After the climb, it was a good coast down to the southern end of Thirlmere, and we really enjoyed a lovely quiet section around the western side of the lake. There’s forestry and logging around Thirlmere, but no boats and very few people. Noisy jets there are, though, and we saw several hurtle past in the airspace above the lake, between the high fells on either side. It’s always been a feature of the Lakes that the idyllic peace of the countryside can be shattered by the ear-splitting scream of a jet passing at high speed overhead. It happens in the Dales too, and if you see the jet first you can sometimes get your fingers in your ears in time, as the sound follows behind the aircraft.
As we rode up to the top of the lake, a huge skein of geese (is that right?) flew overhead in V formation, honking away to each other. We turned right across the top of the dam, and took the marked cycleway through to the Threlkeld road. At Threlkeld our route coincided for a while with the official Coast to Coast cycle route, and there was a marked CTC cycle path, which we followed, avoiding the busy A66. The route took us through lots of gates, each of which we had to stop and open, but it was worth it for the wonderful traffic free cycling, as we contoured around the foot of Blencathra. A second hooting formation of geese flew over, or perhaps it was the first lot again, having problems with their GPS.
After the last gate we stopped for a water break, and were caught up by three Coast-to-Coasters who were raising money for a domestic violence refuge in their home town of Bolton. They stopped and we chatted and exchanged road stories for a while, before they headed off, having much further to go today than we did.
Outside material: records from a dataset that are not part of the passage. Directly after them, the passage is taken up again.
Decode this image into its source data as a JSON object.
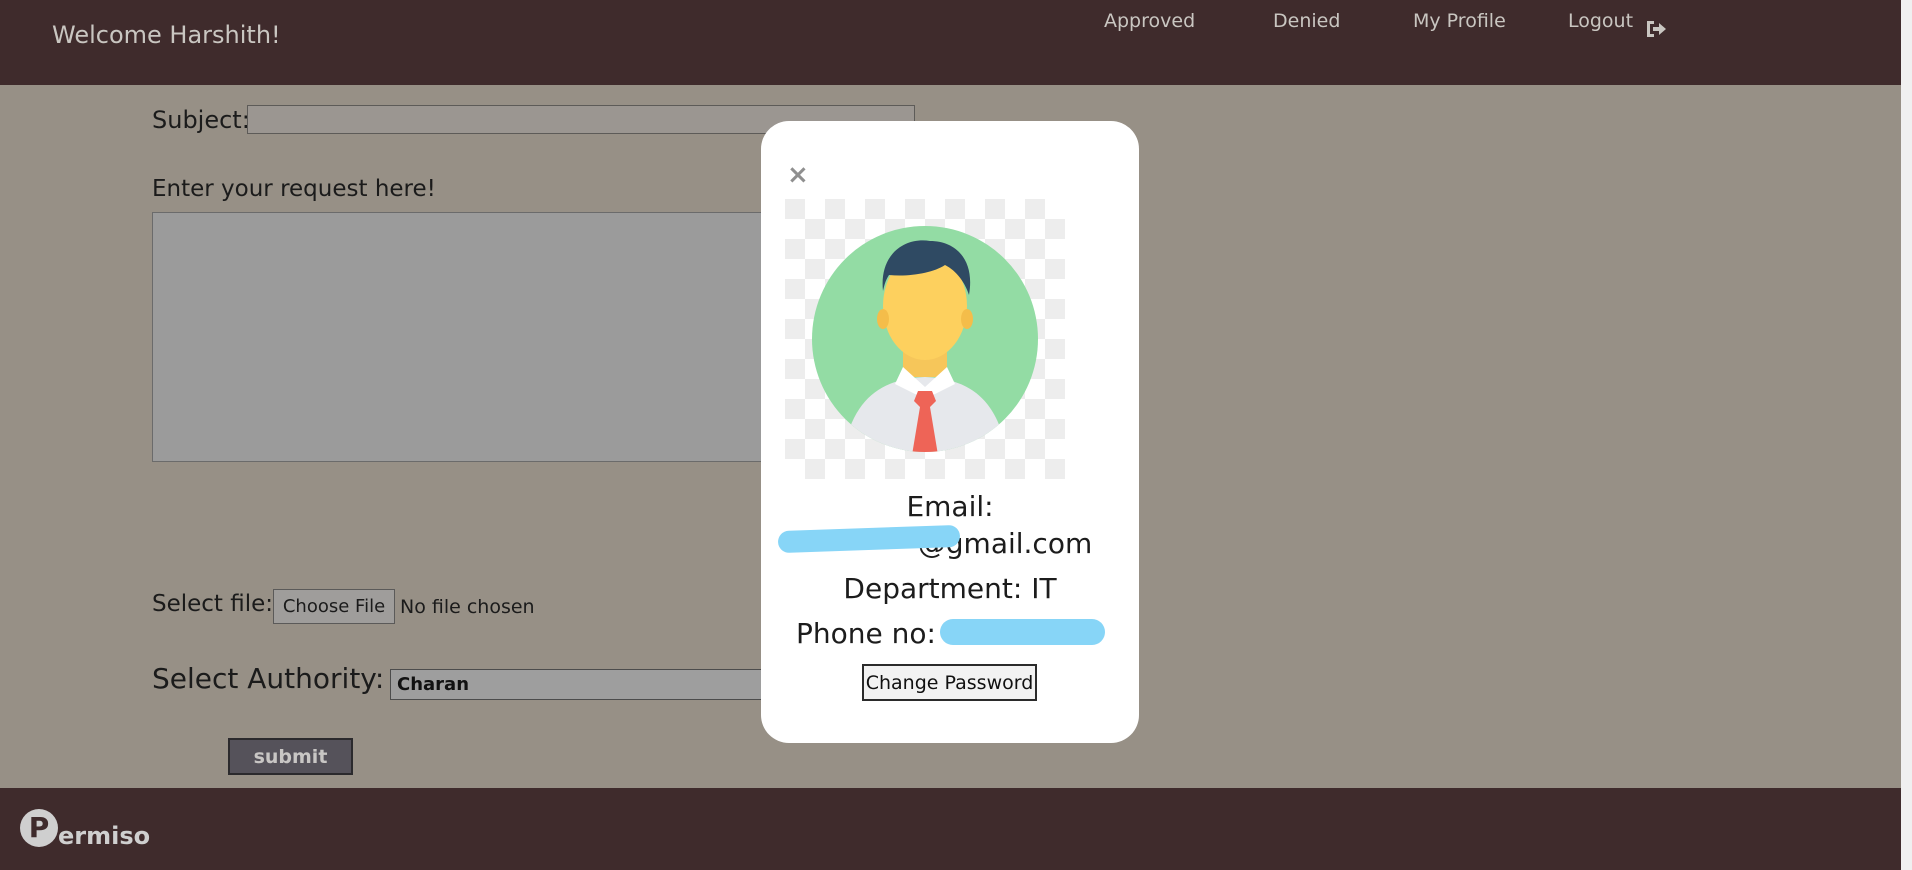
{
  "header": {
    "welcome": "Welcome Harshith!",
    "nav": [
      "Approved",
      "Denied",
      "My Profile",
      "Logout"
    ]
  },
  "form": {
    "subject_label": "Subject:",
    "subject_value": "",
    "request_label": "Enter your request here!",
    "request_value": "",
    "file_label": "Select file:",
    "choose_file": "Choose File",
    "no_file": "No file chosen",
    "authority_label": "Select Authority:",
    "authority_selected": "Charan",
    "submit": "submit"
  },
  "modal": {
    "close": "×",
    "email_label": "Email:",
    "email_value": "@gmail.com",
    "department": "Department: IT",
    "phone_label": "Phone no:",
    "change_password": "Change Password"
  },
  "footer": {
    "logo_letter": "P",
    "brand": "ermiso"
  },
  "colors": {
    "bar": "#3f2b2c",
    "overlay": "#979086",
    "redaction": "#87d5f7"
  }
}
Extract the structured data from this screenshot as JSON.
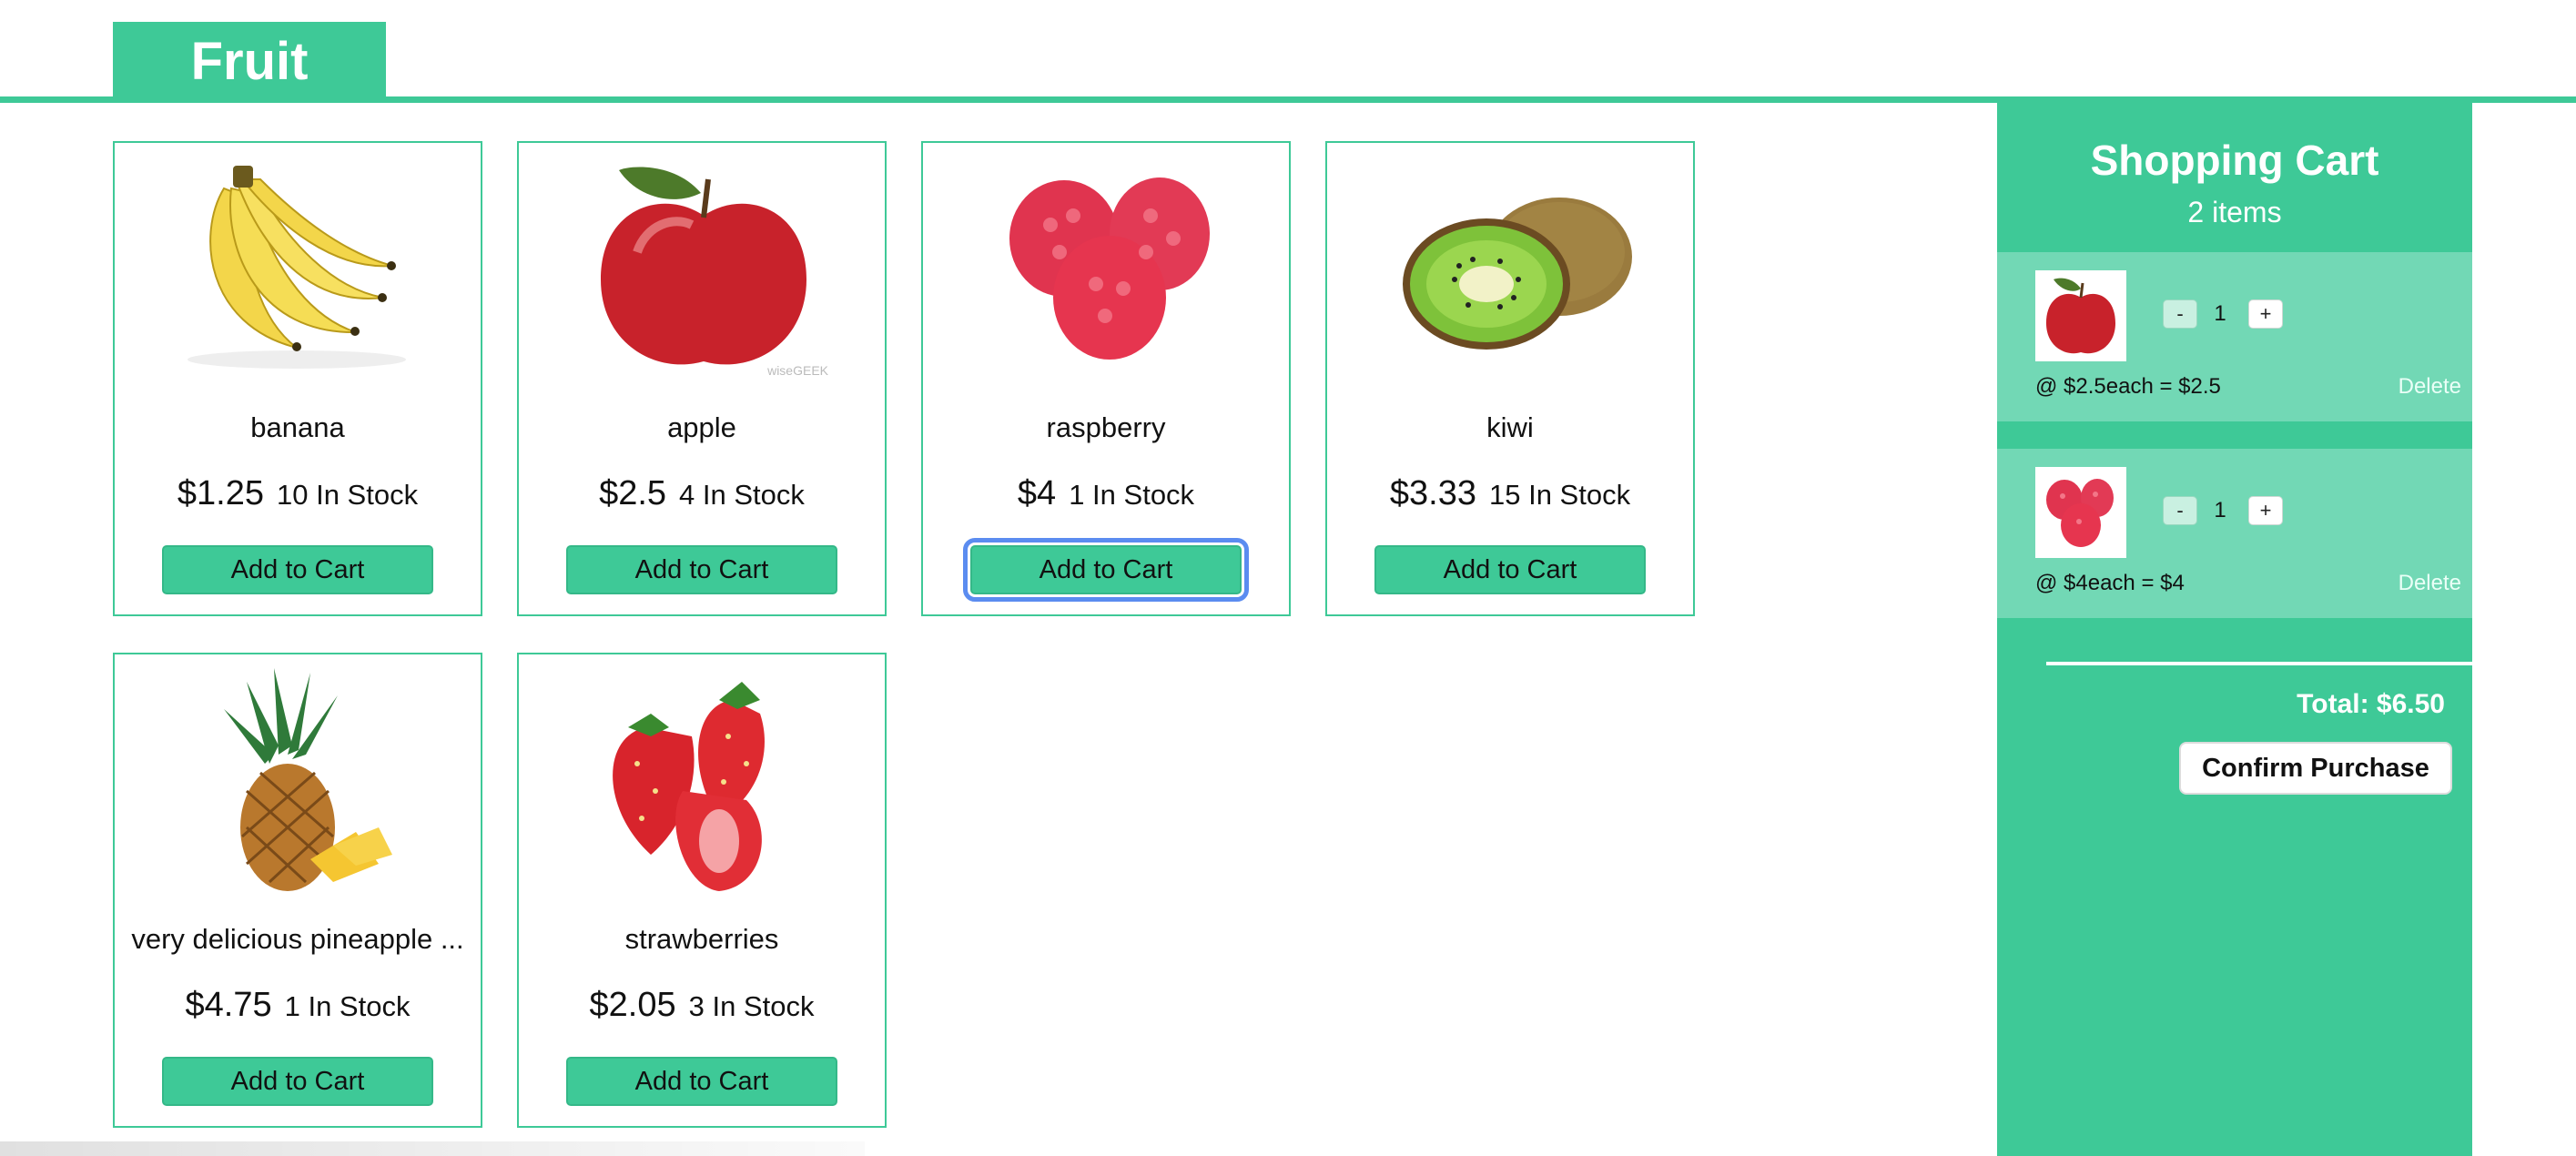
{
  "header": {
    "title": "Fruit",
    "accent_color": "#3ec997"
  },
  "products": [
    {
      "name": "banana",
      "price": "$1.25",
      "stock": "10 In Stock",
      "button": "Add to Cart",
      "image": "banana-image"
    },
    {
      "name": "apple",
      "price": "$2.5",
      "stock": "4 In Stock",
      "button": "Add to Cart",
      "image": "apple-image",
      "watermark": "wiseGEEK"
    },
    {
      "name": "raspberry",
      "price": "$4",
      "stock": "1 In Stock",
      "button": "Add to Cart",
      "image": "raspberry-image",
      "focused": true
    },
    {
      "name": "kiwi",
      "price": "$3.33",
      "stock": "15 In Stock",
      "button": "Add to Cart",
      "image": "kiwi-image"
    },
    {
      "name": "very delicious pineapple ...",
      "price": "$4.75",
      "stock": "1 In Stock",
      "button": "Add to Cart",
      "image": "pineapple-image"
    },
    {
      "name": "strawberries",
      "price": "$2.05",
      "stock": "3 In Stock",
      "button": "Add to Cart",
      "image": "strawberries-image"
    }
  ],
  "cart": {
    "title": "Shopping Cart",
    "count": "2 items",
    "items": [
      {
        "image": "apple-image",
        "qty": "1",
        "minus": "-",
        "plus": "+",
        "line": "@ $2.5each = $2.5",
        "delete": "Delete"
      },
      {
        "image": "raspberry-image",
        "qty": "1",
        "minus": "-",
        "plus": "+",
        "line": "@ $4each = $4",
        "delete": "Delete"
      }
    ],
    "total": "Total: $6.50",
    "confirm": "Confirm Purchase"
  }
}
At Mungrisdale we rejoined the road, but it was just a tiny ribbon of tarmac threading around the foothills of Blencathra, and the views were spectacular. On each side of the road the gorse was in full bloom, and in the sunshine now the yellow flowers were almost sunflower coloured. We’d planned to stop at the pub in Hesket Newmarket for lunch, as Calvin at Ghyllside Cycles had recommended it heartily for its beers, but when we arrived we found that it doesn’t open at lunchtime during the week, unfortunately. We fortified ourselves with oat shortbread biscuits from Thorneyfield (strange combination, but very tasty), and pushed on to Sour Nook. The Inn there was open, and we had lunch, and a chat with a man rebuilding a motorhome in the grounds. He told us that a lady walking the End-to-End had come through a week before. Now that’s serious! She was doing around 10 miles a day, and taking three months over the trip. Like us, she’d be well over half way now.
After lunch in the sun in the beer garden we set off for our last ten miles into Carlisle. Strange to think that Ambleside and Carlisle are so close, when one is in the heart of the Lakes, and the other sounds like it’s nearly in Scotland. It was pretty much downhill all the way, with the Pennines just becoming visible on the horizon to the east. We located a B&B easily, mildly eccentric but perfectly good, and were quickly settled in for our evening routine.
This will be our last night in England – tomorrow we cross the border, and start the tartan leg of the trip. Hoots, etc!